• Sleeping bag
• Cook stove
• Cooking utensils
• Extra clothing
First aid kit
Survival gear
• Flashlight
• Lantern

Some other things you might consider:

• Camera
• Binoculars
• Chain saw
• Bug spray
• Sunscreen
• Spare parts
You can find a more exhausting list online as well. Click HERE for one example.

All packed up and no place to go? Here again, the web is a great source for maps and trip ideas from several days to several months or even years! Once you decide on an area you would like to explore get a map of the area. The more detail the better. Even if you have a GPS unit with digital maps loaded I recommend you have a paper map as backup. Paper maps also help you see the entire route at one time. If you don’t have a GPS unit most tablets and iPads have GPS receivers built in now and there are navigation apps available for both android and ios based tablets and phones. Backcountry Navigator, Motion X, and Gaia are a few I have used or known others that have. The other navigational aid is of course the old fashioned compass, be sure and have one with you, you never want to depend solely on electronics, they can become damaged leaving you stranded. Always have a backup.

Safety considerations
First and foremost don’t go alone and always make sure someone knows your route and itinerary. Don’t depend on your phone; many remote areas have limited cell service so make sure those at home know they may not be able to reach you for long periods of time depending on the area you’re in. If it’s important that you be able to communicate with others while adventuring off-road you might consider a satellite phone. Satellite phones are fairly expensive but can be invaluable in emergency situations. Another consideration is to get your HAM radio license. There are good handheld HAM units that are very affordable these days. Turn around don’t drown! Don’t take chances with swift water or deep water. If there is any doubt walk across to make sure you can make it across safely. When traveling with a group of rigs sometimes you can get spread out and if you’re not careful you could miss a turn. To prevent this situation we use a technique we call bump-and-go. This is where each rig is responsible for the rig behind them. If you make a turn make sure the rig behind you sees where you turned before continuing. In this way nobody gets separated from the group. Once you get to camp make sure you don’t leave any food or trash where it might attract wild animals also check for burn bans before building a campfire and if you do have a fire keep it small and make sure it’s completely out before retiring for the night. These are just a few safety considerations, the most important thing is to use common sense and don’t take unnecessary risk.

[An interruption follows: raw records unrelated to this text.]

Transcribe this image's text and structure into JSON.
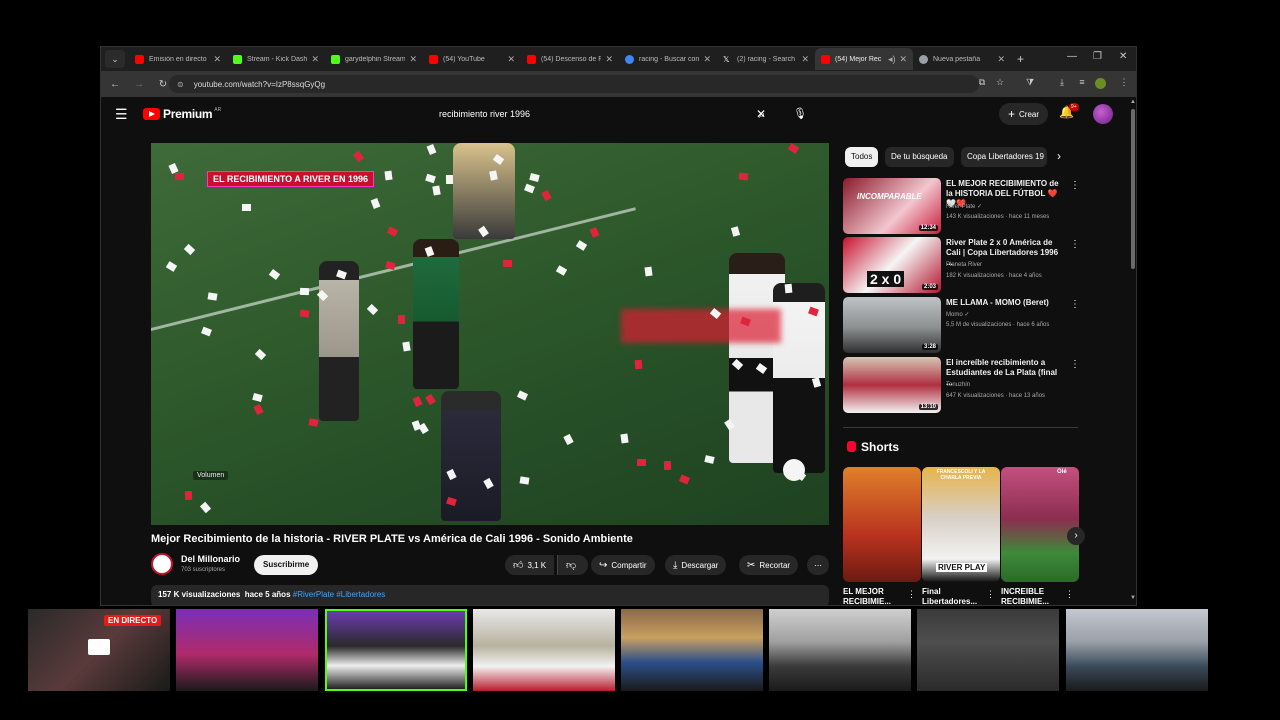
{
  "browser": {
    "tabs": [
      {
        "title": "Emisión en directo",
        "color": "#ff0000"
      },
      {
        "title": "Stream - Kick Dashb",
        "color": "#53fc18"
      },
      {
        "title": "garydelphin Stream",
        "color": "#53fc18"
      },
      {
        "title": "(54) YouTube",
        "color": "#ff0000"
      },
      {
        "title": "(54) Descenso de R",
        "color": "#ff0000"
      },
      {
        "title": "racing - Buscar con",
        "color": "#4285f4"
      },
      {
        "title": "(2) racing - Search /",
        "color": "#ffffff"
      },
      {
        "title": "(54) Mejor Rec",
        "color": "#ff0000"
      },
      {
        "title": "Nueva pestaña",
        "color": "#9aa0a6"
      }
    ],
    "url": "youtube.com/watch?v=IzP8ssqGyQg"
  },
  "youtube": {
    "logo_text": "Premium",
    "logo_country": "AR",
    "search_value": "recibimiento river 1996",
    "create_label": "Crear",
    "notifications_badge": "9+"
  },
  "video": {
    "banner": "EL RECIBIMIENTO A RIVER EN 1996",
    "volume_label": "Volumen",
    "title": "Mejor Recibimiento de la historia - RIVER PLATE vs América de Cali 1996 - Sonido Ambiente",
    "channel": "Del Millonario",
    "subscribers": "703 suscriptores",
    "subscribe_label": "Suscribirme",
    "likes": "3,1 K",
    "share_label": "Compartir",
    "download_label": "Descargar",
    "clip_label": "Recortar",
    "views": "157 K visualizaciones",
    "age": "hace 5 años",
    "tags": "#RiverPlate #Libertadores"
  },
  "sidebar": {
    "chips": [
      "Todos",
      "De tu búsqueda",
      "Copa Libertadores 19"
    ],
    "recommendations": [
      {
        "title": "EL MEJOR RECIBIMIENTO de la HISTORIA DEL FÚTBOL ❤️🤍❤️",
        "channel": "River Plate",
        "views": "143 K visualizaciones · hace 11 meses",
        "duration": "12:34",
        "thumb_text": "INCOMPARABLE"
      },
      {
        "title": "River Plate 2 x 0 América de Cali | Copa Libertadores 1996 ...",
        "channel": "Planeta River",
        "views": "182 K visualizaciones · hace 4 años",
        "duration": "2:03",
        "thumb_text": "2 x 0"
      },
      {
        "title": "ME LLAMA - MOMO (Beret)",
        "channel": "Momo",
        "views": "5,5 M de visualizaciones · hace 6 años",
        "duration": "3:28",
        "thumb_text": ""
      },
      {
        "title": "El increíble recibimiento a Estudiantes de La Plata (final ...",
        "channel": "Tenuzhin",
        "views": "647 K visualizaciones · hace 13 años",
        "duration": "13:10",
        "thumb_text": ""
      }
    ],
    "shorts_title": "Shorts",
    "shorts": [
      {
        "caption": "EL MEJOR RECIBIMIE...",
        "overlay": ""
      },
      {
        "caption": "Final Libertadores...",
        "overlay": "FRANCESCOLI Y LA CHARLA PREVIA"
      },
      {
        "caption": "INCREIBLE RECIBIMIE...",
        "overlay": "Olé"
      }
    ],
    "shorts_overlay_brand": "RIVER PLAY"
  },
  "stream": {
    "live_badge": "EN DIRECTO"
  }
}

Tread Lightly
This is very important. Make sure you know the principles of Tread Lightly. Unfortunately off-roading attracts some folks that care more about having fun than they do about taking care of the beautiful creation God has entrusted to us. If we don’t start self policing we are going to end up with no place to wheel but private off-road parks, so please follow Tread Lightly principles while you’re out there and help remind other’s of the consequences of reckless off-roading. Stay on designated trails, if you pack it in, pack it out and leave the area in better shape than you find it. Only cross water at designated crossings and don’t drive in the creek bed. Check out Tread Lightly's website for more information and help keep trails open for generations to come.

A quick web search for overlanding will turn up many good resources where you can learn more about this great pastime. Our club website has an Overlanding page with links to some good information. A few of my favorites are:

Expedition Portal
Overland Journal
Overland Guild

Now What?
Get out there and start enjoying this great past time. If you’re like me it’s just another way to get my jeep off-road. The thing I like most about overlanding is the fact that you never know what you might find out there, you have to play the hand that’s dealt you and do the best with what you have. In the words of Louis L’Amour “Too often…I would hear men boast of the miles covered that day, rarely of what they had seen”. Remember it’s not the destination it’s the journey. Every trip is an adventure!

Until our paths cross again,
Trailfrog out